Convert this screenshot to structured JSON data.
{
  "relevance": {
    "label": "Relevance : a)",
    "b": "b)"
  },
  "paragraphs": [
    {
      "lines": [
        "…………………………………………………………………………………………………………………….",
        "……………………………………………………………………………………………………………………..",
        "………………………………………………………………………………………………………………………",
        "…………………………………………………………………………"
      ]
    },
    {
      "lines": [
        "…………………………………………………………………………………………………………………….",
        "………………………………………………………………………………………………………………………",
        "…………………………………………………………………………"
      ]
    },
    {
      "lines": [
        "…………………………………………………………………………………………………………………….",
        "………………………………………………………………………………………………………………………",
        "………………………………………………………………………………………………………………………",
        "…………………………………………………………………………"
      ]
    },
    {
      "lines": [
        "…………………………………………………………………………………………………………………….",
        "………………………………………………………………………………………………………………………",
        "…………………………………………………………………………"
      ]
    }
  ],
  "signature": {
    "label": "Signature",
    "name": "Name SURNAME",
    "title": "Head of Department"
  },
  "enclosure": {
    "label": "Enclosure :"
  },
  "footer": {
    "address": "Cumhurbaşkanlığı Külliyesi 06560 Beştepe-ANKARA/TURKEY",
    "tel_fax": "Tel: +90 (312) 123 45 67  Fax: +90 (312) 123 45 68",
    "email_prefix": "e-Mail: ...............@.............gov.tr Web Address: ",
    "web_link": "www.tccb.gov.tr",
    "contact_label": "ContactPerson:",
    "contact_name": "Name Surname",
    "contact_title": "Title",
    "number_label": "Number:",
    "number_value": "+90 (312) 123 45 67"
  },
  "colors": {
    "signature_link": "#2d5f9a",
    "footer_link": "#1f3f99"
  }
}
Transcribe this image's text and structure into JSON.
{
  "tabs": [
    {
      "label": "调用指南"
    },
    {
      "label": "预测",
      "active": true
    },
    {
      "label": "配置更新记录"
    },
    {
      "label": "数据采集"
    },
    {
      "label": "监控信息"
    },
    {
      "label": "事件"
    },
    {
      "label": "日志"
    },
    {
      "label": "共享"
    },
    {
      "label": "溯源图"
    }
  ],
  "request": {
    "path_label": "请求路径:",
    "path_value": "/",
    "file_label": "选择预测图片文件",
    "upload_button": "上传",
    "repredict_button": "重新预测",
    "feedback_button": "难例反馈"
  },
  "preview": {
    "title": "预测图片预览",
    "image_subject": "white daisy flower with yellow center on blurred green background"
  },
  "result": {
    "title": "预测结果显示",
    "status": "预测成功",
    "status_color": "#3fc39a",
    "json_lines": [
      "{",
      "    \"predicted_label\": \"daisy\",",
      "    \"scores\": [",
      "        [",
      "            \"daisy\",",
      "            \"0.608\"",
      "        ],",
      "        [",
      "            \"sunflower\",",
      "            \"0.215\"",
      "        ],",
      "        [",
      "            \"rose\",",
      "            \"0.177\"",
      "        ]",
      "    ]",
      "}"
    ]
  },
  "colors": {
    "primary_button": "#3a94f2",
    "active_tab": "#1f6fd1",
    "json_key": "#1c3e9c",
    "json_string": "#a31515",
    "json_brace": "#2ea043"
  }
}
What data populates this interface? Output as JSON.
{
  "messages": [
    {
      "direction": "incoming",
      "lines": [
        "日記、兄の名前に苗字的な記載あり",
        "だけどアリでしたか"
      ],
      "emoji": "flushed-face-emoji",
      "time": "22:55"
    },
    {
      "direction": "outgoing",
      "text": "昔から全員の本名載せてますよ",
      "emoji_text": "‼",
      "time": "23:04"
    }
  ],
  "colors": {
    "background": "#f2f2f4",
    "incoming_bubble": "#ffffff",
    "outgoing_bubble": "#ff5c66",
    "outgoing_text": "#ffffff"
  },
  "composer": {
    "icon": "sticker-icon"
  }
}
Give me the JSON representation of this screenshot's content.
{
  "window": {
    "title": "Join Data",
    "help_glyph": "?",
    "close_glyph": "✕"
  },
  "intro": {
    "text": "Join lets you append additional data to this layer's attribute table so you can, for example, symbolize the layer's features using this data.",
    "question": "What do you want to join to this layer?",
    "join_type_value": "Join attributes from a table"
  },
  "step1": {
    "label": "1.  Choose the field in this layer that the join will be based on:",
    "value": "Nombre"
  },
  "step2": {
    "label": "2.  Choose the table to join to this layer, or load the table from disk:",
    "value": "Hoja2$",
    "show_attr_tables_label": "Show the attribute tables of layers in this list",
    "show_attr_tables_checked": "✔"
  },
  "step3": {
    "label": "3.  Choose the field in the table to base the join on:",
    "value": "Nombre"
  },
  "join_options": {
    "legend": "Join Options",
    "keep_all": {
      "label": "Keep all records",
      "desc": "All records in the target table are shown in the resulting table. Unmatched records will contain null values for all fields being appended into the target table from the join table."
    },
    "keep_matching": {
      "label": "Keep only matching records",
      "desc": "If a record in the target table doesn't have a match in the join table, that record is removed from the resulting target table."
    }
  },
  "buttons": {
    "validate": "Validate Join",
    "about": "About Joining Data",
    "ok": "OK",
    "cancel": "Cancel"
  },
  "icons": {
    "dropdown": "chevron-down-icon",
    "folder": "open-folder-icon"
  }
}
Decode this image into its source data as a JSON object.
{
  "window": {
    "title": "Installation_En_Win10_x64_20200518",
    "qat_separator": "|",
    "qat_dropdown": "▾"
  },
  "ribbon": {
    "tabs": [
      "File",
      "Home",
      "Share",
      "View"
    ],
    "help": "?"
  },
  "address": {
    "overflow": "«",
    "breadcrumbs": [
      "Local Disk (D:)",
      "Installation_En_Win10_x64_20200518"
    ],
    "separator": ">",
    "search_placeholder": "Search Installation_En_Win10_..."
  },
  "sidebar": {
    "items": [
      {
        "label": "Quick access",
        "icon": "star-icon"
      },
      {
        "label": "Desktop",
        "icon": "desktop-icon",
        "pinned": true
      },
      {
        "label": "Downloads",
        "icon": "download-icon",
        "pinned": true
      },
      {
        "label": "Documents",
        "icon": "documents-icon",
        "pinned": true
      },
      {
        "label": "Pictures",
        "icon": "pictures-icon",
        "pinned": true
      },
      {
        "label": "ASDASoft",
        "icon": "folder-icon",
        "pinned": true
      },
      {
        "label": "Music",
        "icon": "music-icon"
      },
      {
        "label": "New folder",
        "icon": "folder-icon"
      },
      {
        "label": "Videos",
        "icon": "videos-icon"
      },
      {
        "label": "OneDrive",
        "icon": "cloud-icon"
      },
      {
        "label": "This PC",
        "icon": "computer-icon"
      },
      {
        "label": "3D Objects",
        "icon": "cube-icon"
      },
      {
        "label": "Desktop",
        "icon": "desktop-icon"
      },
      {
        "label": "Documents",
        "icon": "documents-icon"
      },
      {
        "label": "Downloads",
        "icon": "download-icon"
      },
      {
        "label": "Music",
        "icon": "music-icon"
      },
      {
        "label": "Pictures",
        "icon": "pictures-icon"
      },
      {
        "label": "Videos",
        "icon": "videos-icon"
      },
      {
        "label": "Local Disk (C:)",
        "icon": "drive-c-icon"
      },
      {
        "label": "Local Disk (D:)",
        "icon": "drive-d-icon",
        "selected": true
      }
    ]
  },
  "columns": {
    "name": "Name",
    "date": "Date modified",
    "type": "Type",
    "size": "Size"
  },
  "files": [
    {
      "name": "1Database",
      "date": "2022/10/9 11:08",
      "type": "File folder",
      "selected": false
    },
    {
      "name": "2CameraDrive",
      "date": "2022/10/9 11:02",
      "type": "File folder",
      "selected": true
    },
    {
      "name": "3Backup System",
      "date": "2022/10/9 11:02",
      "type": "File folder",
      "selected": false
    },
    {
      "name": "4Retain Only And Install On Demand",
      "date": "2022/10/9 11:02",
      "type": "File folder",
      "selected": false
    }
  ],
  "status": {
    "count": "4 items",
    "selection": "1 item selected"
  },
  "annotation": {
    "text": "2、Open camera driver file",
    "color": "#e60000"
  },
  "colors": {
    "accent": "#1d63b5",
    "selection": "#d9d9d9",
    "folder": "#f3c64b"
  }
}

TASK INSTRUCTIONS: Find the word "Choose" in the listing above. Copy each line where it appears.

TASK OUTPUT:
    "label": "1.  Choose the field in this layer that the join will be based on:",
    "label": "2.  Choose the table to join to this layer, or load the table from disk:",
    "label": "3.  Choose the field in the table to base the join on:",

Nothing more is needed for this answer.